[Excerpts from a dataset]

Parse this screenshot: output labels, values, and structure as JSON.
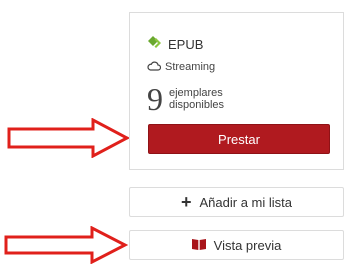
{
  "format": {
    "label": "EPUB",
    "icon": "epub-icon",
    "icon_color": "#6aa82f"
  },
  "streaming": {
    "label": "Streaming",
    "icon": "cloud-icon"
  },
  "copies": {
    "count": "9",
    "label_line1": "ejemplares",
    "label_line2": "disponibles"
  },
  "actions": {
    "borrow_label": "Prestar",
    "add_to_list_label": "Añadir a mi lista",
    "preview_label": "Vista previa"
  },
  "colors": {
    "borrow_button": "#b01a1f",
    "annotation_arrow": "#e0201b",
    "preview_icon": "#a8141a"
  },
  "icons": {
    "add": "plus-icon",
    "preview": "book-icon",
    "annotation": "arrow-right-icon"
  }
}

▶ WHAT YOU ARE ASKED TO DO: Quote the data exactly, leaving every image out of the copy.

▶ FINISHED TASK:
Parse this screenshot: output labels, values, and structure as JSON.
{
  "format": {
    "label": "EPUB",
    "icon": "epub-icon",
    "icon_color": "#6aa82f"
  },
  "streaming": {
    "label": "Streaming",
    "icon": "cloud-icon"
  },
  "copies": {
    "count": "9",
    "label_line1": "ejemplares",
    "label_line2": "disponibles"
  },
  "actions": {
    "borrow_label": "Prestar",
    "add_to_list_label": "Añadir a mi lista",
    "preview_label": "Vista previa"
  },
  "colors": {
    "borrow_button": "#b01a1f",
    "annotation_arrow": "#e0201b",
    "preview_icon": "#a8141a"
  },
  "icons": {
    "add": "plus-icon",
    "preview": "book-icon",
    "annotation": "arrow-right-icon"
  }
}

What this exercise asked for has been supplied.